Official visits are a much different story. They are regulated by the NCAA so each athlete can only take five official visits throughout the recruiting process and they are restricted by dates (This does vary from sport to sport). Depending on the sport and the level, college programs have a certain number of players that they can bring on campus for official visit. That is why some schools prefer to bring visitors after their high school season so they know who is serious about them. Like I said before, the athletes have their travel paid for and will be reimbursed if they did drive (I believe it depends on mileage but I am not 100% certain).
In the majority of situations, schools that extend an invite for an official visit are likely going to offer you a scholarship. Again, that is in most situations but taking an official visit means the school is serious about you. Since their total number of official visitors is restricted, it does mean you are among their top recruits. What normally happens during the fall open period for football, the coaches talk to the athletes about setting up an official visit. While the recruit can bring it up to the coach, normally it is the coach that brings it up. If they haven’t offered a scholarship or an official visit by December, chances are slim that you will be receiving a scholarship for football.

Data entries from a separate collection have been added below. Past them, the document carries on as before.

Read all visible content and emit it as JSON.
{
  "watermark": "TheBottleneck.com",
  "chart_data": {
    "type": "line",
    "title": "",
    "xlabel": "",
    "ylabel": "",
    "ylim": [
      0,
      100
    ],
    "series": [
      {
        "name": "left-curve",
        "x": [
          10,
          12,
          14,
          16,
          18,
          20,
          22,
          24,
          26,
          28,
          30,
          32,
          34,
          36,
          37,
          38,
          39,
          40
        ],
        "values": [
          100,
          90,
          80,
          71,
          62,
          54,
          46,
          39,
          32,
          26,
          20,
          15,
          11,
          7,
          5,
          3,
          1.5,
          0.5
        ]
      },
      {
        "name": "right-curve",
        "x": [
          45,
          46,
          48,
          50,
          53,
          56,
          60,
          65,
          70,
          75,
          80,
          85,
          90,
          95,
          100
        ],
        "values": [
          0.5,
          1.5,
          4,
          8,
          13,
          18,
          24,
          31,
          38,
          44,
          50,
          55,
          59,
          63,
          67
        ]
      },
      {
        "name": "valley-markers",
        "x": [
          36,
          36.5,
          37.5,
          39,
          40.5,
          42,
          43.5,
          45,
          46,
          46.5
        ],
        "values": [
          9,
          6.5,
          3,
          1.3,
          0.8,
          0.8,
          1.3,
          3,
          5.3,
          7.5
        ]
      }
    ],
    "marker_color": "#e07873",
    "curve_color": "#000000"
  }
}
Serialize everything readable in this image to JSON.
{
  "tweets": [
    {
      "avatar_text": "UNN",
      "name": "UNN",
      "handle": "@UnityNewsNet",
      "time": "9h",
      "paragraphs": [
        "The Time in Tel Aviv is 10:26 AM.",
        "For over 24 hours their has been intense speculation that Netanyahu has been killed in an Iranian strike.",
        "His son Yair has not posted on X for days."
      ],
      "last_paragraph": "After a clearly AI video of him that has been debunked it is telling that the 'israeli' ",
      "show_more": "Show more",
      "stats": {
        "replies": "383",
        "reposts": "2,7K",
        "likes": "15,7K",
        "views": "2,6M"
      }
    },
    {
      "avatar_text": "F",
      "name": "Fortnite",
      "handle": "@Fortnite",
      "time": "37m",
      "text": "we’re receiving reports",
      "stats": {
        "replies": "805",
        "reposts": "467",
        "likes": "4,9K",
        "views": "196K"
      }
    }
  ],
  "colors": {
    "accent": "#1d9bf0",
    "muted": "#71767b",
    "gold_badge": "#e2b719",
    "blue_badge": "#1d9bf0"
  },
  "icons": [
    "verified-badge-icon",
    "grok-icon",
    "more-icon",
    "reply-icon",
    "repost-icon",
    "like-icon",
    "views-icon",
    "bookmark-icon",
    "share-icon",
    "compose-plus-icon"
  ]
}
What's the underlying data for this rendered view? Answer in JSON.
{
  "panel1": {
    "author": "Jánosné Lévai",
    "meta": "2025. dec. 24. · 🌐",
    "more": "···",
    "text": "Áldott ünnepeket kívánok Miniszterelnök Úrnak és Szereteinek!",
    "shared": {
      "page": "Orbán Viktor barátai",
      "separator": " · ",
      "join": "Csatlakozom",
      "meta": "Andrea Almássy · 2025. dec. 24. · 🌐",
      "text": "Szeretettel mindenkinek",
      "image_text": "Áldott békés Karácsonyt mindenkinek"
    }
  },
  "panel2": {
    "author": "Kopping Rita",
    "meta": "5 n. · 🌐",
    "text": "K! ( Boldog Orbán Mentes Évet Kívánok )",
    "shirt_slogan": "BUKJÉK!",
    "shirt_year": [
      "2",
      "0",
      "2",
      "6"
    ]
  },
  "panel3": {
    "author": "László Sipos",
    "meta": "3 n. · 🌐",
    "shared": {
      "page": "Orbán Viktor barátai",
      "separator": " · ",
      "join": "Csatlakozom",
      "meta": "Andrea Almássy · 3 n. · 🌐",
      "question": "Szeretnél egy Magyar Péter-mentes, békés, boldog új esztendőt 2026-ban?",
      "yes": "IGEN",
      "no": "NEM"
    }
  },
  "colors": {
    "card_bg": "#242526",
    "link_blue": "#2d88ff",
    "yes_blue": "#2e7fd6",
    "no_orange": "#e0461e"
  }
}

That is just a quick look at the difference between unofficial and official visits. While some already know this, this is another one of those recruiting things that are not always known when going into the recruiting process. With this being a huge time for football and basketball official visits, I will delve more in depth regarding dates and when these should be happening later on.